The simplest case would be a list item with a button that adds a star to the item when we click it. The list item would be a component, with the button part of the same component. The button would have a handler that would look a little like this, but not quite:

(defn star-handler [ev]
      (.preventDefault ev)
      (om/transact! list-item (fn [li] (assoc li :star :true))))

list-item refers to the part of the application state that is at the origin of this particular list item. om/transact! takes a function that operates on list-item, thus returning a new version with :star set to true.

What is nice here, is that application state gets changed immediately. If our render function is set up correctly, it will render a star now that :star is true. If there is a star counter somewhere else in the app, that keeps track of how many items are starred, it would be incremented immediately. Without any even listeners, except for the one listening for the click itself, these changes can be reflected everywhere in the app.

Now, this is probably the simplest possible case, because the state change concerns the item itself. If we wanted to remove the list item, instead of modifying it, we would have to do that from the parent component, or, to be more precise, the “owner” of the component. Unlike the DOM, “ownees” can’t access or manipulate their owners. Data just flows one way. So if we need to communicate with the parent or owner, to tell it to remove a child element, we can establish a core.async channel to tell it to call om/transact!, and everything will just work out. core.async allows us to jump back up the tree when we need to.

The same thing holds for new data coming in from the server. It goes into a channel and gets directly integrated into application state, and whatever changes need to be made can just flow back out through the rendering functions.

This is also why I was saying that Om (and React) are really much more than a View layer: Om has its own state management in the form of the state atom and cursors. It isn’t quite a model layer, but anything missing, like server sync, ultimately can just be added on as needed. The same is true of what would be the Controller: to the extent possible, you just want to write functions that react to input and modify data. In other words, while Om doesn’t provide everything you need to build a complete app, it is more than just a brick in a bigger edifice, because it imposes an architectural model that determines how you set up your “models”, your “controllers”. That is, to the extent that it is still relevant to talk about models and controllers in this context.

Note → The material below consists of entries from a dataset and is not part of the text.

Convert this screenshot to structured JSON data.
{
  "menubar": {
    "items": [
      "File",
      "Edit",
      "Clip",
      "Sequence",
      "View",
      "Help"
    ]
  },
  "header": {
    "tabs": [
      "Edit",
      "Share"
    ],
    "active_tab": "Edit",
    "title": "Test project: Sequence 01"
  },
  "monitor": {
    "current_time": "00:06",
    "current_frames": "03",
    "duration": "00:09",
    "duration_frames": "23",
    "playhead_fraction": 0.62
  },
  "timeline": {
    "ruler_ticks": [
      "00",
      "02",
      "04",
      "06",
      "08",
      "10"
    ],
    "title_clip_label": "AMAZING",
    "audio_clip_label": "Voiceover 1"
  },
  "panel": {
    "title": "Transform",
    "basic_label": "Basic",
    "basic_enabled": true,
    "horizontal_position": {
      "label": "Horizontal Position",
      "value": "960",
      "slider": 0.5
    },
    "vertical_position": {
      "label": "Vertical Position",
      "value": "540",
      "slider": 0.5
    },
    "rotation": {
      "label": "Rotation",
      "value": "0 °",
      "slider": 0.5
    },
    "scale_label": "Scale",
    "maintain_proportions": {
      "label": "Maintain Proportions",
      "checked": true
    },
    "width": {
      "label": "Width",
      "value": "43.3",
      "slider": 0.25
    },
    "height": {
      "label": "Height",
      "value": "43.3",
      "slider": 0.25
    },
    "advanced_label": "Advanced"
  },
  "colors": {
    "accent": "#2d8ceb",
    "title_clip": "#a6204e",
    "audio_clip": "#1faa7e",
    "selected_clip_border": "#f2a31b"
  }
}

Next time, or maybe the time after that, I think I’ll talk about some of the things that are indeed somewhat difficult with Om.